RECORDS FOR THE TASK:
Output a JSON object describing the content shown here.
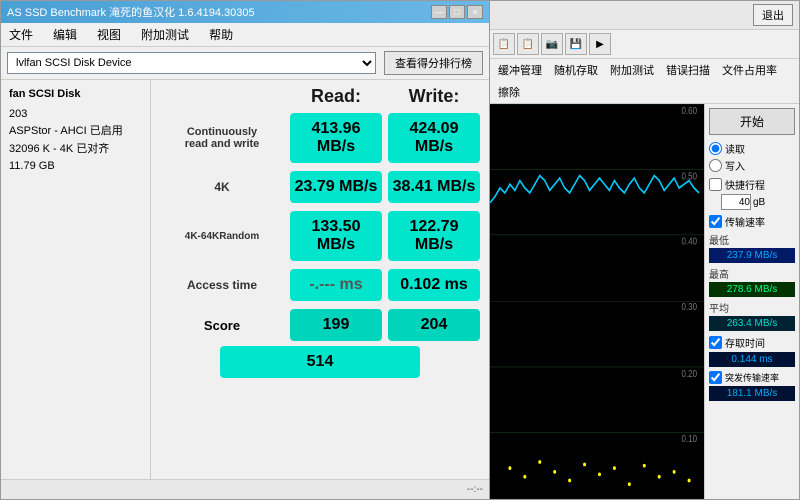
{
  "leftPanel": {
    "titleBar": {
      "title": "AS SSD Benchmark 滝死的鱼汉化 1.6.4194.30305",
      "buttons": [
        "—",
        "□",
        "×"
      ]
    },
    "menu": {
      "items": [
        "文件",
        "编辑",
        "视图",
        "附加测试",
        "帮助"
      ]
    },
    "toolbar": {
      "driveLabel": "lvlfan  SCSI Disk Device",
      "scoreBtnLabel": "查看得分排行榜"
    },
    "diskInfo": {
      "title": "fan SCSI Disk",
      "lines": [
        "203",
        "ASPStor - AHCI 已启用",
        "32096 K - 4K 已对齐",
        "11.79 GB"
      ]
    },
    "benchTable": {
      "readLabel": "Read:",
      "writeLabel": "Write:",
      "rows": [
        {
          "label": "Continuously\nread and write",
          "read": "413.96 MB/s",
          "write": "424.09 MB/s"
        },
        {
          "label": "4K",
          "read": "23.79 MB/s",
          "write": "38.41 MB/s"
        },
        {
          "label": "4K-64KRandom",
          "read": "133.50 MB/s",
          "write": "122.79 MB/s"
        },
        {
          "label": "Access time",
          "read": "-.--- ms",
          "write": "0.102 ms"
        }
      ],
      "scoreRow": {
        "label": "Score",
        "read": "199",
        "write": "204",
        "total": "514"
      }
    },
    "bottomBar": {
      "text": "--:--"
    }
  },
  "rightPanel": {
    "titleBar": {
      "exitLabel": "退出"
    },
    "toolbar": {
      "icons": [
        "📋",
        "📋",
        "📷",
        "💾",
        "▶"
      ]
    },
    "tabs": {
      "items": [
        "缓冲管理",
        "随机存取",
        "附加测试",
        "错误扫描",
        "文件占用率",
        "擦除"
      ]
    },
    "controls": {
      "startLabel": "开始",
      "radioOptions": [
        "读取",
        "写入"
      ],
      "checkboxes": [
        "快捷行程"
      ],
      "gbValue": "40",
      "gbUnit": "gB",
      "speedCheckLabel": "传输速率",
      "minLabel": "最低",
      "minValue": "237.9 MB/s",
      "maxLabel": "最高",
      "maxValue": "278.6 MB/s",
      "avgLabel": "平均",
      "avgValue": "263.4 MB/s",
      "accessTimeLabel": "存取时间",
      "accessTimeValue": "0.144 ms",
      "burstLabel": "突发传输速率",
      "burstValue": "181.1 MB/s"
    },
    "chart": {
      "yLabels": [
        "0.60",
        "0.50",
        "0.40",
        "0.30",
        "0.20",
        "0.10"
      ]
    }
  }
}
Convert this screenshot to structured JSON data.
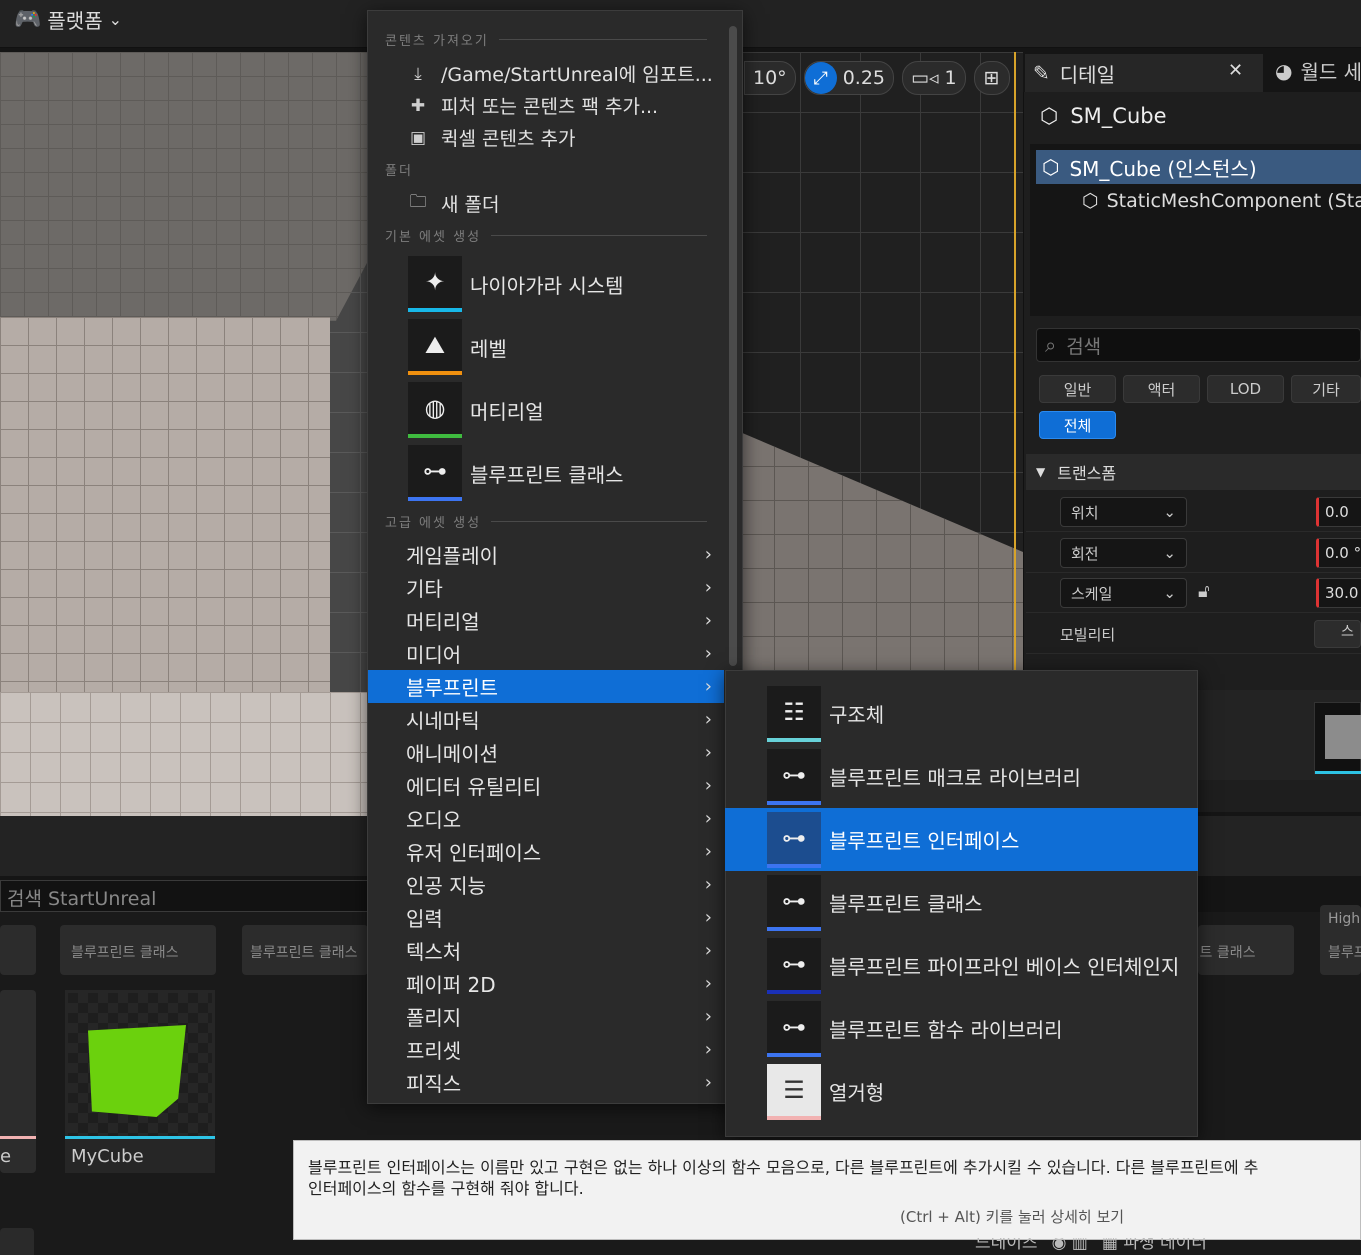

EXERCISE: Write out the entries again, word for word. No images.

OUTPUT OF THE TASK:
Output a JSON object describing the content shown here.
{
  "leftPanel": {
    "titleBar": {
      "title": "AS SSD Benchmark 滝死的鱼汉化 1.6.4194.30305",
      "buttons": [
        "—",
        "□",
        "×"
      ]
    },
    "menu": {
      "items": [
        "文件",
        "编辑",
        "视图",
        "附加测试",
        "帮助"
      ]
    },
    "toolbar": {
      "driveLabel": "lvlfan  SCSI Disk Device",
      "scoreBtnLabel": "查看得分排行榜"
    },
    "diskInfo": {
      "title": "fan SCSI Disk",
      "lines": [
        "203",
        "ASPStor - AHCI 已启用",
        "32096 K - 4K 已对齐",
        "11.79 GB"
      ]
    },
    "benchTable": {
      "readLabel": "Read:",
      "writeLabel": "Write:",
      "rows": [
        {
          "label": "Continuously\nread and write",
          "read": "413.96 MB/s",
          "write": "424.09 MB/s"
        },
        {
          "label": "4K",
          "read": "23.79 MB/s",
          "write": "38.41 MB/s"
        },
        {
          "label": "4K-64KRandom",
          "read": "133.50 MB/s",
          "write": "122.79 MB/s"
        },
        {
          "label": "Access time",
          "read": "-.--- ms",
          "write": "0.102 ms"
        }
      ],
      "scoreRow": {
        "label": "Score",
        "read": "199",
        "write": "204",
        "total": "514"
      }
    },
    "bottomBar": {
      "text": "--:--"
    }
  },
  "rightPanel": {
    "titleBar": {
      "exitLabel": "退出"
    },
    "toolbar": {
      "icons": [
        "📋",
        "📋",
        "📷",
        "💾",
        "▶"
      ]
    },
    "tabs": {
      "items": [
        "缓冲管理",
        "随机存取",
        "附加测试",
        "错误扫描",
        "文件占用率",
        "擦除"
      ]
    },
    "controls": {
      "startLabel": "开始",
      "radioOptions": [
        "读取",
        "写入"
      ],
      "checkboxes": [
        "快捷行程"
      ],
      "gbValue": "40",
      "gbUnit": "gB",
      "speedCheckLabel": "传输速率",
      "minLabel": "最低",
      "minValue": "237.9 MB/s",
      "maxLabel": "最高",
      "maxValue": "278.6 MB/s",
      "avgLabel": "平均",
      "avgValue": "263.4 MB/s",
      "accessTimeLabel": "存取时间",
      "accessTimeValue": "0.144 ms",
      "burstLabel": "突发传输速率",
      "burstValue": "181.1 MB/s"
    },
    "chart": {
      "yLabels": [
        "0.60",
        "0.50",
        "0.40",
        "0.30",
        "0.20",
        "0.10"
      ]
    }
  }
}
Convert this screenshot to structured JSON data.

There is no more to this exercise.